Every tasting room guest should have a good understanding of your wine brand’s Past, Present and Future Story as these are the journeys that create long-term loyalists. Ideally, members will share their past and present stories when visiting. Hosts will help these brand builders envision themselves on the future journey with your winery before they wrap up their visit. Take time to document what these stories sound like by “consumer type” and include 3-5 bullet points for each category. TIP: don’t overwhelm your frontline staff with too much information to share with guests by prioritizing the most important information by guest and experience type.
TOOL #3 DEFINE YOUR “3 PILLARS OF STORYTELLING”
People or Family – The families long-time commitment to the brand is a very strong talk point and should be woven in at most touch points. Share the unique contributions of each family member in building the family wine brand whenever possible. If not family owned, share stories about the owners, founders/partners, winemakers, team, etc. Note: commitment to your community is important if not family owned so highlight these stories.

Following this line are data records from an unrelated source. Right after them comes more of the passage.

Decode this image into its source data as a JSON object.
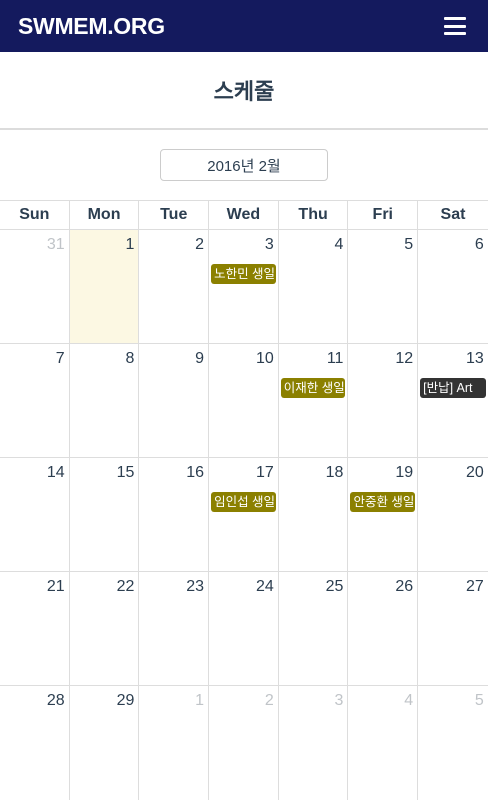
{
  "header": {
    "brand": "SWMEM.ORG",
    "menu_icon": "hamburger-menu-icon"
  },
  "page": {
    "title": "스케줄"
  },
  "calendar": {
    "month_label": "2016년 2월",
    "weekdays": [
      "Sun",
      "Mon",
      "Tue",
      "Wed",
      "Thu",
      "Fri",
      "Sat"
    ],
    "colors": {
      "birthday": "#8b8000",
      "return": "#333333",
      "today_bg": "#fcf8e3"
    },
    "weeks": [
      [
        {
          "day": "31",
          "other": true
        },
        {
          "day": "1",
          "today": true
        },
        {
          "day": "2"
        },
        {
          "day": "3",
          "event": "노한민 생일",
          "event_color": "#8b8000"
        },
        {
          "day": "4"
        },
        {
          "day": "5"
        },
        {
          "day": "6"
        }
      ],
      [
        {
          "day": "7"
        },
        {
          "day": "8"
        },
        {
          "day": "9"
        },
        {
          "day": "10"
        },
        {
          "day": "11",
          "event": "이재한 생일",
          "event_color": "#8b8000"
        },
        {
          "day": "12"
        },
        {
          "day": "13",
          "event": "[반납] Art",
          "event_color": "#333333"
        }
      ],
      [
        {
          "day": "14"
        },
        {
          "day": "15"
        },
        {
          "day": "16"
        },
        {
          "day": "17",
          "event": "임인섭 생일",
          "event_color": "#8b8000"
        },
        {
          "day": "18"
        },
        {
          "day": "19",
          "event": "안중환 생일",
          "event_color": "#8b8000"
        },
        {
          "day": "20"
        }
      ],
      [
        {
          "day": "21"
        },
        {
          "day": "22"
        },
        {
          "day": "23"
        },
        {
          "day": "24"
        },
        {
          "day": "25"
        },
        {
          "day": "26"
        },
        {
          "day": "27"
        }
      ],
      [
        {
          "day": "28"
        },
        {
          "day": "29"
        },
        {
          "day": "1",
          "other": true
        },
        {
          "day": "2",
          "other": true
        },
        {
          "day": "3",
          "other": true
        },
        {
          "day": "4",
          "other": true
        },
        {
          "day": "5",
          "other": true
        }
      ]
    ]
  }
}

Craft – vineyard ownership, continued commitment, unique winemaking approaches, variety of wines and the why behind each wine collection. If you don’t own vineyards or a working winery, talk about strong partnerships and commitments to winemaking practices, sustainable practices, etc. Communicate awards/recognition. The point here is to highlight your true assets.
Place – your wine region, your vineyard sites, your winery experiences, your events, your community partnerships. Highlight unique visitor options that compliment wine enjoyment. Touch on several places such as a Barrel Room, Crush Pad, Vineyard Tour area if that is a genuine part of your “place” story.
TOOL #4 IDENTIFY KEY BRAND DIFFERENTIATORS TO BUILD STORY
Get your DTC team together and carve out time to work through this exercise. What do you think your key brand differentiators are VS what your members and long-term loyalists think. You can find clues in the member survey feedback, ratings/reviews, comment cards, etc. Here are some topics to begin with: Wine Offerings, Visitor/Brand Experiences, Educational Opportunities, Lifestyle Experiences (onsite and virtual), Status/Brand Maturity.
TOOL #5 KNOW YOUR AUDIENCE(S) TO BE MOST EFFECTIVE
Master storytellers first know their audience before they ever share a story or speech. Here are some tips to best prepare for your time with guests:
- Go beyond stereotypes. Tapping into the shared sensibilities and passions of your audience can help you achieve something truly profound – making them feel like they belong. High-performing teams collect flags or notes about loyalists passions, interests and lifestyle points to reengage in the most meaningful way.
- Know what they know. Understanding the level of knowledge your audience possesses will help you in a key area of storytelling – determining what needs to be included and what can be left out.
- Give them what they want. Your audience wants something – to be inspired/intrigued/recognized/educated/etc. = sometimes a new perspective or a feeling of connection. Discover what this is and use it to anchor your story.
- Circle back in your story to touch on facts your guest/audience has shared to show that you are listening and THEY are the star of the show. Leverage “active listening skills” to be your best storyteller.